    var toPath = getPath(to);

    var fromUri = new Uri(fromPath);
    var toUri = new Uri(toPath);

    var relativeUri = fromUri.MakeRelativeUri(toUri);
    var relativePath = Uri.UnescapeDataString(relativeUri.ToString());

    return relativePath.Replace('/', Path.DirectorySeparatorChar);
}

Important points:

  • Use FileInfo and DirectoryInfo as method parameters so there is no ambiguity as to what is being worked with. Uri.MakeRelativeUri expects directories to end with a trailing slash.
  • DirectoryInfo.FullName doesn't normalize the trailing slash. It outputs whatever path was used in the constructor. This extension method takes care of that for you.
share|improve this answer

There is also a way to do this with some restrictions. This is the code from the article:

public string RelativePath(string absPath, string relTo)
    {
        string[] absDirs = absPath.Split('\\');
        string[] relDirs = relTo.Split('\\');
        // Get the shortest of the two paths 
        int len = absDirs.Length < relDirs.Length ? absDirs.Length : relDirs.Length;
        // Use to determine where in the loop we exited 
        int lastCommonRoot = -1; int index;
        // Find common root 
        for (index = 0; index < len; index++)
        {
            if (absDirs[index] == relDirs[index])
                lastCommonRoot = index;
            else break;
        }
        // If we didn't find a common prefix then throw 
        if (lastCommonRoot == -1)
        {
            throw new ArgumentException("Paths do not have a common base");
        }
        // Build up the relative path 
        StringBuilder relativePath = new StringBuilder();
        // Add on the .. 
        for (index = lastCommonRoot + 1; index < absDirs.Length; index++)
        {
            if (absDirs[index].Length > 0) relativePath.Append("..\\");
        }
        // Add on the folders 
        for (index = lastCommonRoot + 1; index < relDirs.Length - 1; index++)
        {
            relativePath.Append(relDirs[index] + "\\");
        }
        relativePath.Append(relDirs[relDirs.Length - 1]);
        return relativePath.ToString();
    }

When executing this piece of code:

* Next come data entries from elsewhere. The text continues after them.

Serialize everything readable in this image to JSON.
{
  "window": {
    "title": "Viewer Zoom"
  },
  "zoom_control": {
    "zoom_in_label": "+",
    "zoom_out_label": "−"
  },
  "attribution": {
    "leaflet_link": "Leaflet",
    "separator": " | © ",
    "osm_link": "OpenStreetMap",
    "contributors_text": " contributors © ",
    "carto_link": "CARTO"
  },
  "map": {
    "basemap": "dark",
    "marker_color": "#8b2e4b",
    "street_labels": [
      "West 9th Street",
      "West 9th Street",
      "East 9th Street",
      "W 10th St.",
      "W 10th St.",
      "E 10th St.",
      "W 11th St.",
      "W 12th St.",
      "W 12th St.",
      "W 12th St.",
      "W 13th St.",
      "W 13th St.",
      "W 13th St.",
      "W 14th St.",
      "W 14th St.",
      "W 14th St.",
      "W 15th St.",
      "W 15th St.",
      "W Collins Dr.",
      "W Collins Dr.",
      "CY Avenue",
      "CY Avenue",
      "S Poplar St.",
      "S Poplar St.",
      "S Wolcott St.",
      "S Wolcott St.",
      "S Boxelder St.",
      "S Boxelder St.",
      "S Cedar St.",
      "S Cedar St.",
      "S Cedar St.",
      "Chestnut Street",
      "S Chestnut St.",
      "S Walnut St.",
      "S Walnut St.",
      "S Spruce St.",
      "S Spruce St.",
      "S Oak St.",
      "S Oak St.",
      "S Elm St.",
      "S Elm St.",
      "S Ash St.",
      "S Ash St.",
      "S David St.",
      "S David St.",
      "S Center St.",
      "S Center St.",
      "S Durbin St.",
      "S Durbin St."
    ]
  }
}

string path1 = @"C:\Inetpub\wwwroot\Project1\Master\Dev\SubDir1"; 
string path2 = @"C:\Inetpub\wwwroot\Project1\Master\Dev\SubDir2\SubDirIWant";

System.Console.WriteLine (RelativePath(path1, path2));
System.Console.WriteLine (RelativePath(path2, path1));

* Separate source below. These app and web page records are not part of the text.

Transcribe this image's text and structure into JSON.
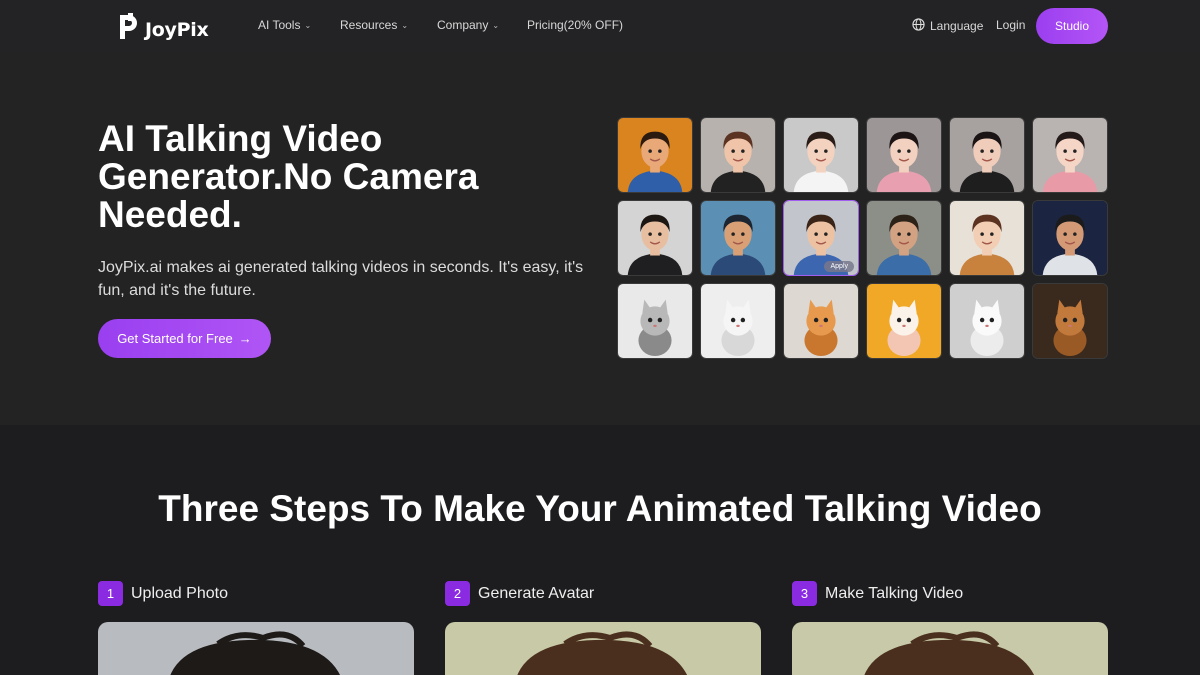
{
  "nav": {
    "logo_text": "JoyPix",
    "items": [
      {
        "label": "AI Tools",
        "has_dropdown": true
      },
      {
        "label": "Resources",
        "has_dropdown": true
      },
      {
        "label": "Company",
        "has_dropdown": true
      },
      {
        "label": "Pricing(20% OFF)",
        "has_dropdown": false
      }
    ],
    "language_label": "Language",
    "login_label": "Login",
    "studio_label": "Studio"
  },
  "hero": {
    "title": "AI Talking Video Generator.No Camera Needed.",
    "description": "JoyPix.ai makes ai generated talking videos in seconds. It's easy, it's fun, and it's the future.",
    "cta_label": "Get Started for Free",
    "cta_arrow": "→",
    "apply_label": "Apply"
  },
  "avatar_grid": [
    {
      "kind": "cartoon-boy-avatar",
      "bg": "#d9841f",
      "skin": "#e8a878",
      "hair": "#2b1a10",
      "shirt": "#2f5fa8"
    },
    {
      "kind": "cartoon-girl-avatar",
      "bg": "#b7b2ad",
      "skin": "#f0c4a8",
      "hair": "#5a3322",
      "shirt": "#222222"
    },
    {
      "kind": "cartoon-woman-avatar",
      "bg": "#c9c9c9",
      "skin": "#f3d2bf",
      "hair": "#2a1d17",
      "shirt": "#f4f4f4"
    },
    {
      "kind": "anime-woman-avatar",
      "bg": "#9c9696",
      "skin": "#f2d1c0",
      "hair": "#1d1515",
      "shirt": "#e8a0b0"
    },
    {
      "kind": "anime-woman-avatar-2",
      "bg": "#a7a2a0",
      "skin": "#f0cdbb",
      "hair": "#1a1414",
      "shirt": "#1e1e1e"
    },
    {
      "kind": "anime-girl-avatar",
      "bg": "#b9b4b2",
      "skin": "#f5d5c6",
      "hair": "#241a1a",
      "shirt": "#e89aa6"
    },
    {
      "kind": "man-suit-avatar",
      "bg": "#d4d4d4",
      "skin": "#e8bea0",
      "hair": "#1d1714",
      "shirt": "#1f1f22"
    },
    {
      "kind": "cartoon-man-avatar",
      "bg": "#5b8fb3",
      "skin": "#d9a076",
      "hair": "#1c2530",
      "shirt": "#2c4a78"
    },
    {
      "kind": "cartoon-boy-avatar-selected",
      "bg": "#c2c6cc",
      "skin": "#edc2a2",
      "hair": "#3a2418",
      "shirt": "#3d66b0"
    },
    {
      "kind": "bearded-man-avatar",
      "bg": "#8c8f88",
      "skin": "#d3a283",
      "hair": "#2d2218",
      "shirt": "#3b6ea8"
    },
    {
      "kind": "anime-boy-avatar",
      "bg": "#e8e1d8",
      "skin": "#f2cfb4",
      "hair": "#5b3320",
      "shirt": "#c8823e"
    },
    {
      "kind": "astronaut-avatar",
      "bg": "#1b2440",
      "skin": "#d49a76",
      "hair": "#1b1b1b",
      "shirt": "#dfe3e8"
    },
    {
      "kind": "kitten-avatar",
      "bg": "#e9e9e9",
      "skin": "#b8b8b8",
      "hair": "#8a8a8a",
      "shirt": "#e9e9e9"
    },
    {
      "kind": "white-cat-avatar",
      "bg": "#eeeeee",
      "skin": "#f5f5f5",
      "hair": "#d8d8d8",
      "shirt": "#eeeeee"
    },
    {
      "kind": "orange-kitten-avatar",
      "bg": "#ddd8d2",
      "skin": "#e79a4e",
      "hair": "#c9772f",
      "shirt": "#ddd8d2"
    },
    {
      "kind": "bunny-avatar",
      "bg": "#f0a826",
      "skin": "#fbf2e9",
      "hair": "#f2c6b3",
      "shirt": "#f0a826"
    },
    {
      "kind": "white-fluffy-avatar",
      "bg": "#cfcfcf",
      "skin": "#fafafa",
      "hair": "#ececec",
      "shirt": "#cfcfcf"
    },
    {
      "kind": "brown-cat-avatar",
      "bg": "#3a2a1e",
      "skin": "#c27a3c",
      "hair": "#9a5a26",
      "shirt": "#3a2a1e"
    }
  ],
  "steps_section": {
    "title": "Three Steps To Make Your Animated Talking Video",
    "steps": [
      {
        "number": "1",
        "label": "Upload Photo",
        "bg": "#b8bcc0",
        "hair": "#1e1a18"
      },
      {
        "number": "2",
        "label": "Generate Avatar",
        "bg": "#c8c9a6",
        "hair": "#4a2e1e"
      },
      {
        "number": "3",
        "label": "Make Talking Video",
        "bg": "#c7c9a8",
        "hair": "#4a2e1e"
      }
    ]
  },
  "colors": {
    "accent": "#9b3ff0",
    "step_badge": "#8a2be2",
    "page_bg": "#1d1d1f"
  }
}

it prints out:

..\SubDir2\SubDirIWant
..\..\SubDir1
share|improve this answer

Not the answer you're looking for? Browse other questions tagged or ask your own question.